And so, they ended up, with feathers in their hair and champagne glasses in hand, at Secrets Capri, an all-inclusive adults-only resort on the Riviera Maya for New Year's Eve, thrilled with the results of their gamble. "We were kidding on the way here, saying to one another - let's not have any expectations. Whatever it looks like, let's just enjoy," says Nadel, sitting under an ice sculpture and getting ready for the fireworks. "But it turned out perfect. I would think twice about returning to Cancún after finding this."
Meanwhile, Cancún's famously raucous clubs tried to make up for the hard times. Both the Bulldog and The City discos were closed and under repair. But Dady Rock rocked on, and Dady'O put on a light show and busted the tunes.
"I would not say it's a normal New Year, or exactly the happiest one," admitted Gilberto Noyole, a security guard. "In fact this has been a critical time for us who live here."
Mr. Noyole lost his home in the hurricane. His wife, who worked as a part-time cleaner at a hotel, lost her job.
"But, as they say in the disco songs ... times will be better," he says, humming along to the music wafting out of Dady'O. "At the end of the day, there is only one Cancún."

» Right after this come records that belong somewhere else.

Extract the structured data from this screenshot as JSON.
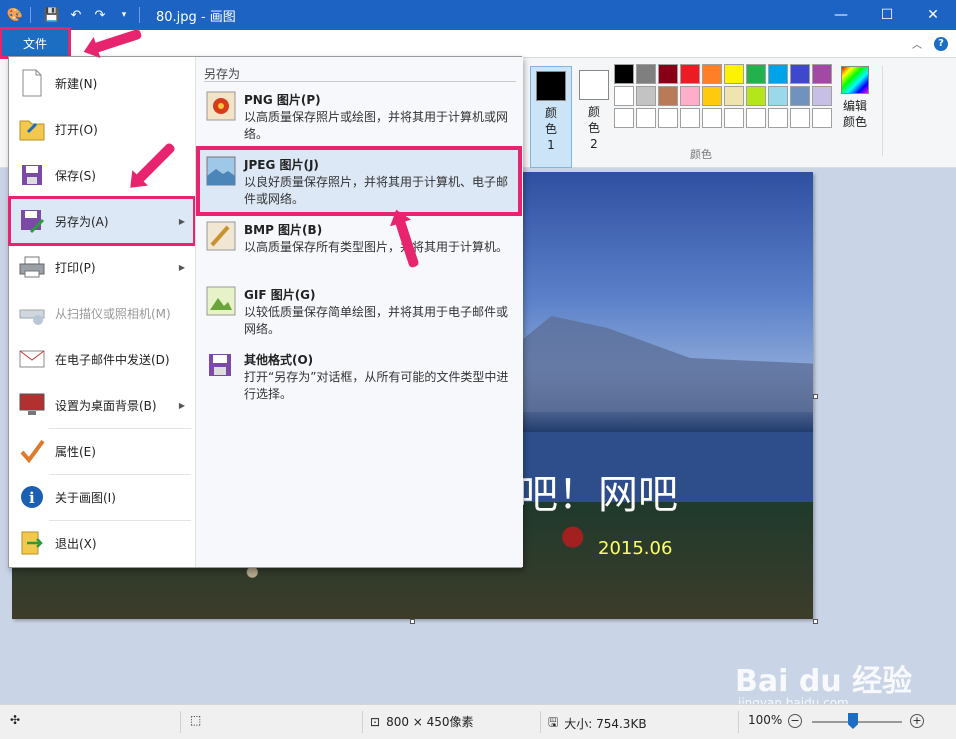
{
  "window": {
    "title": "80.jpg - 画图",
    "controls": {
      "minimize": "—",
      "maximize": "☐",
      "close": "✕"
    }
  },
  "file_tab": {
    "label": "文件"
  },
  "ribbon": {
    "color1_label": "颜色 1",
    "color2_label": "颜色 2",
    "edit_colors_label": "编辑颜色",
    "group_label": "颜色",
    "color1_value": "#000000",
    "color2_value": "#ffffff",
    "palette": [
      "#000000",
      "#7f7f7f",
      "#880015",
      "#ed1c24",
      "#ff7f27",
      "#fff200",
      "#22b14c",
      "#00a2e8",
      "#3f48cc",
      "#a349a4",
      "#ffffff",
      "#c3c3c3",
      "#b97a57",
      "#ffaec9",
      "#ffc90e",
      "#efe4b0",
      "#b5e61d",
      "#99d9ea",
      "#7092be",
      "#c8bfe7",
      "#ffffff",
      "#ffffff",
      "#ffffff",
      "#ffffff",
      "#ffffff",
      "#ffffff",
      "#ffffff",
      "#ffffff",
      "#ffffff",
      "#ffffff"
    ]
  },
  "menu": {
    "items": [
      {
        "label": "新建(N)",
        "icon": "new-file-icon",
        "arrow": false
      },
      {
        "label": "打开(O)",
        "icon": "open-folder-icon",
        "arrow": false
      },
      {
        "label": "保存(S)",
        "icon": "save-icon",
        "arrow": false
      },
      {
        "label": "另存为(A)",
        "icon": "save-as-icon",
        "arrow": true
      },
      {
        "label": "打印(P)",
        "icon": "printer-icon",
        "arrow": true
      },
      {
        "label": "从扫描仪或照相机(M)",
        "icon": "scanner-icon",
        "arrow": false,
        "disabled": true
      },
      {
        "label": "在电子邮件中发送(D)",
        "icon": "email-icon",
        "arrow": false
      },
      {
        "label": "设置为桌面背景(B)",
        "icon": "desktop-background-icon",
        "arrow": true
      },
      {
        "label": "属性(E)",
        "icon": "checkmark-icon",
        "arrow": false
      },
      {
        "label": "关于画图(I)",
        "icon": "info-icon",
        "arrow": false
      },
      {
        "label": "退出(X)",
        "icon": "exit-icon",
        "arrow": false
      }
    ],
    "submenu": {
      "heading": "另存为",
      "items": [
        {
          "title": "PNG 图片(P)",
          "desc": "以高质量保存照片或绘图，并将其用于计算机或网络。",
          "icon": "png-image-icon"
        },
        {
          "title": "JPEG 图片(J)",
          "desc": "以良好质量保存照片，并将其用于计算机、电子邮件或网络。",
          "icon": "jpeg-image-icon"
        },
        {
          "title": "BMP 图片(B)",
          "desc": "以高质量保存所有类型图片，并将其用于计算机。",
          "icon": "bmp-image-icon"
        },
        {
          "title": "GIF 图片(G)",
          "desc": "以较低质量保存简单绘图，并将其用于电子邮件或网络。",
          "icon": "gif-image-icon"
        },
        {
          "title": "其他格式(O)",
          "desc": "打开“另存为”对话框，从所有可能的文件类型中进行选择。",
          "icon": "other-format-icon"
        }
      ]
    }
  },
  "image": {
    "text": "吧！网吧",
    "date": "2015.06",
    "watermark": "Bai du 经验",
    "watermark_sub": "jingyan.baidu.com"
  },
  "status": {
    "dimensions": "800 × 450像素",
    "size": "大小: 754.3KB",
    "zoom": "100%"
  }
}
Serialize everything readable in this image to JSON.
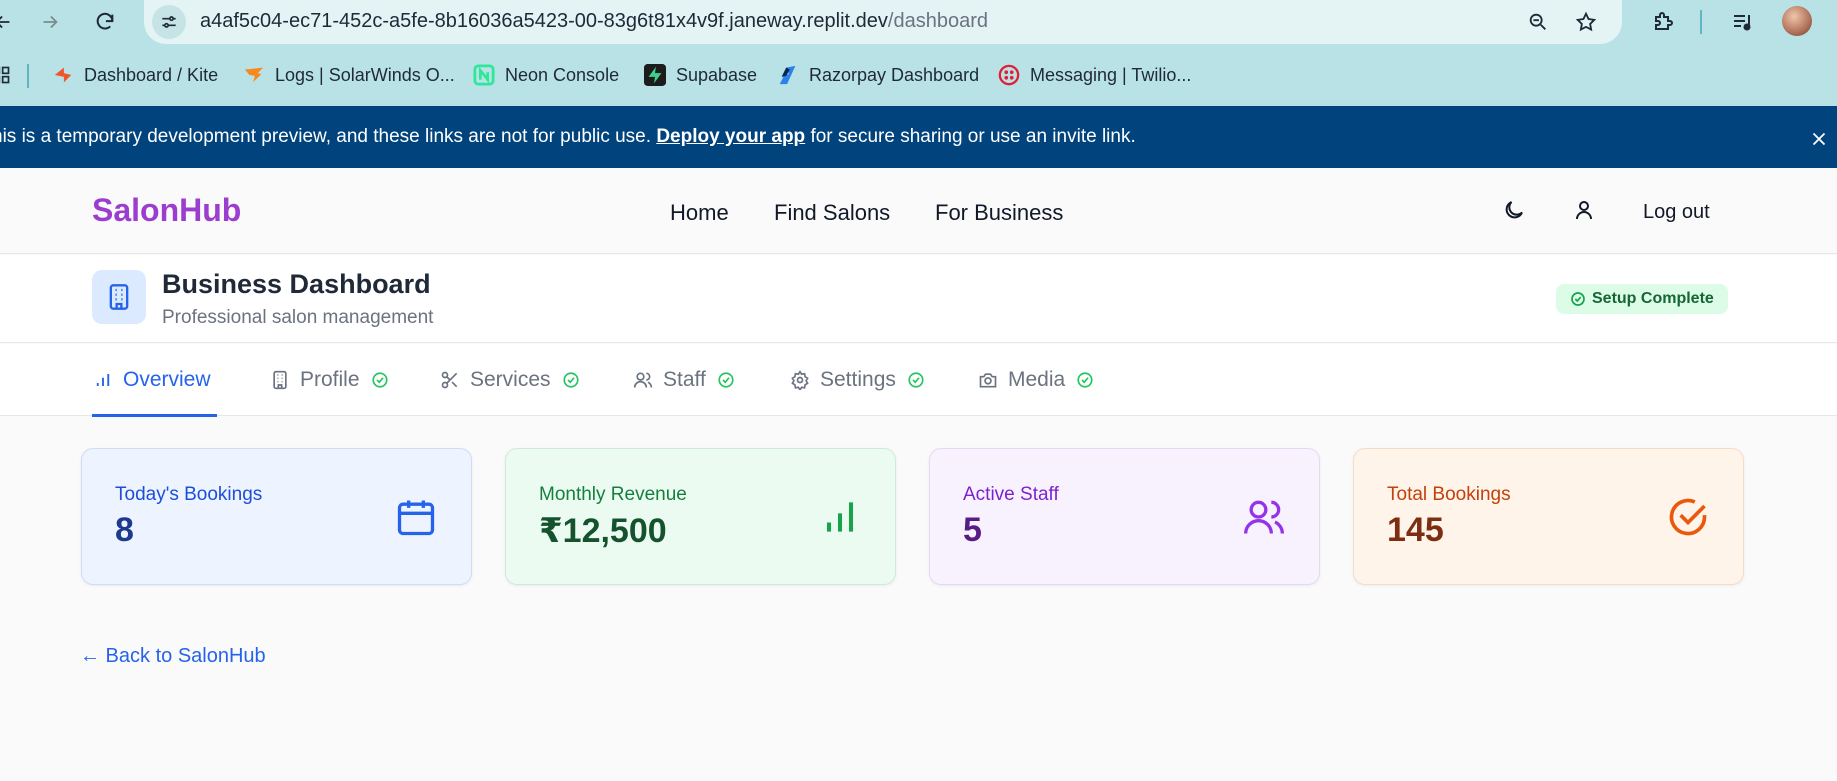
{
  "browser": {
    "url_host": "a4af5c04-ec71-452c-a5fe-8b16036a5423-00-83g6t81x4v9f.janeway.replit.dev",
    "url_path": "/dashboard",
    "bookmarks": [
      {
        "label": "Dashboard / Kite",
        "icon": "kite-icon",
        "color": "#f0562c"
      },
      {
        "label": "Logs | SolarWinds O...",
        "icon": "solarwinds-icon",
        "color": "#f78a1d"
      },
      {
        "label": "Neon Console",
        "icon": "neon-icon",
        "color": "#2ee89a"
      },
      {
        "label": "Supabase",
        "icon": "supabase-icon",
        "color": "#3ecf8e"
      },
      {
        "label": "Razorpay Dashboard",
        "icon": "razorpay-icon",
        "color": "#2b83ea"
      },
      {
        "label": "Messaging | Twilio...",
        "icon": "twilio-icon",
        "color": "#e31e34"
      }
    ]
  },
  "banner": {
    "text_before": "his is a temporary development preview, and these links are not for public use.",
    "link": "Deploy your app",
    "text_after": "for secure sharing or use an invite link."
  },
  "header": {
    "logo": "SalonHub",
    "nav": [
      "Home",
      "Find Salons",
      "For Business"
    ],
    "logout": "Log out"
  },
  "dashboard": {
    "title": "Business Dashboard",
    "subtitle": "Professional salon management",
    "status": "Setup Complete"
  },
  "tabs": [
    {
      "label": "Overview",
      "icon": "bar-chart-icon",
      "active": true,
      "check": false
    },
    {
      "label": "Profile",
      "icon": "building-icon",
      "active": false,
      "check": true
    },
    {
      "label": "Services",
      "icon": "scissors-icon",
      "active": false,
      "check": true
    },
    {
      "label": "Staff",
      "icon": "users-icon",
      "active": false,
      "check": true
    },
    {
      "label": "Settings",
      "icon": "gear-icon",
      "active": false,
      "check": true
    },
    {
      "label": "Media",
      "icon": "camera-icon",
      "active": false,
      "check": true
    }
  ],
  "stats": [
    {
      "label": "Today's Bookings",
      "value": "8",
      "icon": "calendar-icon",
      "bg": "#eef4ff",
      "border": "#cfdcf5",
      "label_color": "#1d4ed8",
      "value_color": "#1e3a8a",
      "icon_color": "#2563eb"
    },
    {
      "label": "Monthly Revenue",
      "value": "₹12,500",
      "icon": "bar-chart-icon",
      "bg": "#ecfbf1",
      "border": "#cdebd8",
      "label_color": "#15803d",
      "value_color": "#14532d",
      "icon_color": "#16a34a"
    },
    {
      "label": "Active Staff",
      "value": "5",
      "icon": "users-icon",
      "bg": "#f8f2fe",
      "border": "#e6d8f5",
      "label_color": "#7e22ce",
      "value_color": "#581c87",
      "icon_color": "#9333ea"
    },
    {
      "label": "Total Bookings",
      "value": "145",
      "icon": "check-circle-icon",
      "bg": "#fff4ea",
      "border": "#f3ddc9",
      "label_color": "#c2410c",
      "value_color": "#7c2d12",
      "icon_color": "#ea580c"
    }
  ],
  "back_link": "← Back to SalonHub"
}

• Ms. Harman is Latin America bureau chief for the Monitor and USA Today.